We are excited about the many possibilities offered by our new system. If you share our enthusiasm and would like to work on cutting-edge atomic physics in a world-class academic environment please do not hesitate to contact Sebastian Blatt.
We are currently looking for an outstanding PhD candidate, preferrably with experience in atomic physics, laser optics, and electronics. If you are interested in joining us, please reach out to Sebastian Blatt.
We have many projects for undergraduate research at the Bachelor and Master level, involving optics, low-noise electronics, and precision mechanics.
Short-term undergraduate visitors requiring support for travel and accommodation are strongly encouraged to apply through a DAAD fellowship or their local university’s exchange program.
We often get asked about literature that incoming students should have read. Most of our work is hands-on and real-life lab skills cannot be learned by reading a book exclusively. Nevertheless, here are some good references on a variety of important subjects that you will benefit from.
Laser cooling & trapping

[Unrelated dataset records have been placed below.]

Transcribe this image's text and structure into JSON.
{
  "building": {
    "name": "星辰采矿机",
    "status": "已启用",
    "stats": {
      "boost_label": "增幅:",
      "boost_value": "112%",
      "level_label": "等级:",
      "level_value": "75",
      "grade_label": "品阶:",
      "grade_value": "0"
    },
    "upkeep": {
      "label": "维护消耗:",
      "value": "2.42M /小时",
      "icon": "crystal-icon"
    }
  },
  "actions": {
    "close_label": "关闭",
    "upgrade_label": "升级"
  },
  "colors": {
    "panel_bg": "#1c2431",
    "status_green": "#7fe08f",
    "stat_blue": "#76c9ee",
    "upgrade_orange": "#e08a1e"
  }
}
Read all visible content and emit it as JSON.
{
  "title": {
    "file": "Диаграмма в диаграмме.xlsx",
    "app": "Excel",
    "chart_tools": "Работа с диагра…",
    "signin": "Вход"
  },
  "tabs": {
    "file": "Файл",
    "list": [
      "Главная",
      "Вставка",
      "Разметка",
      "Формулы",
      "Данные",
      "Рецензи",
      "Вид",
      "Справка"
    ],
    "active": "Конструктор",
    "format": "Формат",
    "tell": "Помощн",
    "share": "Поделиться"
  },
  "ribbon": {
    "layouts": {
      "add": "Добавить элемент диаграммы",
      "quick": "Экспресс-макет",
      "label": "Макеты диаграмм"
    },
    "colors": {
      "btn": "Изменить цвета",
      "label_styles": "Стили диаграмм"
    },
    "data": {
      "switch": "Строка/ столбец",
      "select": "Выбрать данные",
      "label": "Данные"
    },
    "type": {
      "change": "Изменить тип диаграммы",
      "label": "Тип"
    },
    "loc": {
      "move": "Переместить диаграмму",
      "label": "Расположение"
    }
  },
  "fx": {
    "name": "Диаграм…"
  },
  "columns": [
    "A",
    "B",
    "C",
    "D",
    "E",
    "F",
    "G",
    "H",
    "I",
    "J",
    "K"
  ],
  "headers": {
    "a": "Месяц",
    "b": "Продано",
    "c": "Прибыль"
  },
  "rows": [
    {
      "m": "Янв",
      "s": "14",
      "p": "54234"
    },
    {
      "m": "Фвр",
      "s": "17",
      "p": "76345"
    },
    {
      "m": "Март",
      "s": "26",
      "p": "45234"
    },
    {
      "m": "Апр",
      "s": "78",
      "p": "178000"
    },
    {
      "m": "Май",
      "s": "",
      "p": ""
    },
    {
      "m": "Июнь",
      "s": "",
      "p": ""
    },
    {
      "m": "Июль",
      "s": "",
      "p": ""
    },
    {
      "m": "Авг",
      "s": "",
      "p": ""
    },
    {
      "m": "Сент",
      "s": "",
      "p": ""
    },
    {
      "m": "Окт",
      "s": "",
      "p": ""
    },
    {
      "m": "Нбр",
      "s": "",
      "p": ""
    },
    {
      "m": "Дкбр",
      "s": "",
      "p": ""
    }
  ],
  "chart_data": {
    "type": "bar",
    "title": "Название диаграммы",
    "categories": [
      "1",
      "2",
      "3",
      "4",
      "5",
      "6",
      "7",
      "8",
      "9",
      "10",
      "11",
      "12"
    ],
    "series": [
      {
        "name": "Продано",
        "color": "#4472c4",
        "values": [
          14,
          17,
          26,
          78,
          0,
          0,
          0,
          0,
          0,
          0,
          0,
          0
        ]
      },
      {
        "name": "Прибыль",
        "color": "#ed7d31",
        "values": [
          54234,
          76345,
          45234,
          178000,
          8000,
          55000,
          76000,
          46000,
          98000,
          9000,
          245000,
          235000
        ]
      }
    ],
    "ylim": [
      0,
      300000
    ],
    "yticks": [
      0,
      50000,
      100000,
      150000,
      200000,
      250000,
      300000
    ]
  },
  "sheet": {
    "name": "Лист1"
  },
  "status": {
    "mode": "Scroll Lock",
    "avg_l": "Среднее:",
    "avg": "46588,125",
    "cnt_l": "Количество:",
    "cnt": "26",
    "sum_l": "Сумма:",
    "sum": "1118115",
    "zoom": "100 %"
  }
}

The basics of laser cooling and trapping of neutral atoms are well described in the “yellow book”. As a graduate student, you should probably own a copy of Laser Cooling and Trapping by Harold J. Metcalf (ISBN 978-0387987286).
The basics of laser beams and optics are exhaustively covered in Fundamentals of Photonics by Saleh & Teich (ISBN 978-0471358329). A more compact book that includes most of the relevant topics is Quantum Electronics for Atomic Physics and Telecommunication by W. Nagourney (ISBN 978-0199665488).
Being able to design, build, and test your own electronics is important for what we do. You cannot go wrong with the much-improved update to the classic The art of electronics, third edition by P. Horowitz & W. Hill (ISBN 978-0521809269). A more basic but still useful introduction to electronics is Practical electronics for inventors by P. Scherz (ISBN 978-1259587542). However, hand-soldering a few simple op-amp circuits is a much better preparation for lab work than just reading about bias currents.
As a student in the hard sciences, you absolutely must be able to use a computer to analyze and plot your data. Your undergraduate curriculum should have made you familiar with the basics of data and error analysis. Clearly you already know the contents of Data Reduction and Error Analysis for the Physical Sciences by Bevington & Robertson (ISBN 978-0071199261) by heart.
Basic math software
You are already proficient with your favorite tool to crunch these numbers, such as python|numpy|matplotlib, Mathematica, or Matlab. We prefer python, because it is open source and all of our lab’s custom software is written in it.